> [TASK DESCRIPTION] Exact duplicates of all entries are needed.

(Records from a dataset)
# # # # #

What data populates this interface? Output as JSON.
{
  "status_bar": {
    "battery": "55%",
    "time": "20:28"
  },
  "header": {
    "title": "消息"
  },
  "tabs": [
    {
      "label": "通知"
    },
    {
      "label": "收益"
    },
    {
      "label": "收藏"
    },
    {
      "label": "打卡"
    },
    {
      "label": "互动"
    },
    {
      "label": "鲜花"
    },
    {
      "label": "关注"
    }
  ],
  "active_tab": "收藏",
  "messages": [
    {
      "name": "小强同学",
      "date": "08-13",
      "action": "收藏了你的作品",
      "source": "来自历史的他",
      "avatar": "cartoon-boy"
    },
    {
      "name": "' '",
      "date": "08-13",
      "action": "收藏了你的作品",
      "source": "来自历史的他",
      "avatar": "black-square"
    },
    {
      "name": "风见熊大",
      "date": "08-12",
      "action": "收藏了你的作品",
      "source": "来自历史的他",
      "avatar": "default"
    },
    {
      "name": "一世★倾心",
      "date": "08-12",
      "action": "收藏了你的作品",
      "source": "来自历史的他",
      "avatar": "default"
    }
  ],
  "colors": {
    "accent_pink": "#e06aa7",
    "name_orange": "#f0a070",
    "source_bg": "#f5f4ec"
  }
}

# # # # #

> [WRITTEN SOLUTION]
What data populates this interface? Output as JSON.
{
  "status_bar": {
    "battery": "55%",
    "time": "20:28"
  },
  "header": {
    "title": "消息"
  },
  "tabs": [
    {
      "label": "通知"
    },
    {
      "label": "收益"
    },
    {
      "label": "收藏"
    },
    {
      "label": "打卡"
    },
    {
      "label": "互动"
    },
    {
      "label": "鲜花"
    },
    {
      "label": "关注"
    }
  ],
  "active_tab": "收藏",
  "messages": [
    {
      "name": "小强同学",
      "date": "08-13",
      "action": "收藏了你的作品",
      "source": "来自历史的他",
      "avatar": "cartoon-boy"
    },
    {
      "name": "' '",
      "date": "08-13",
      "action": "收藏了你的作品",
      "source": "来自历史的他",
      "avatar": "black-square"
    },
    {
      "name": "风见熊大",
      "date": "08-12",
      "action": "收藏了你的作品",
      "source": "来自历史的他",
      "avatar": "default"
    },
    {
      "name": "一世★倾心",
      "date": "08-12",
      "action": "收藏了你的作品",
      "source": "来自历史的他",
      "avatar": "default"
    }
  ],
  "colors": {
    "accent_pink": "#e06aa7",
    "name_orange": "#f0a070",
    "source_bg": "#f5f4ec"
  }
}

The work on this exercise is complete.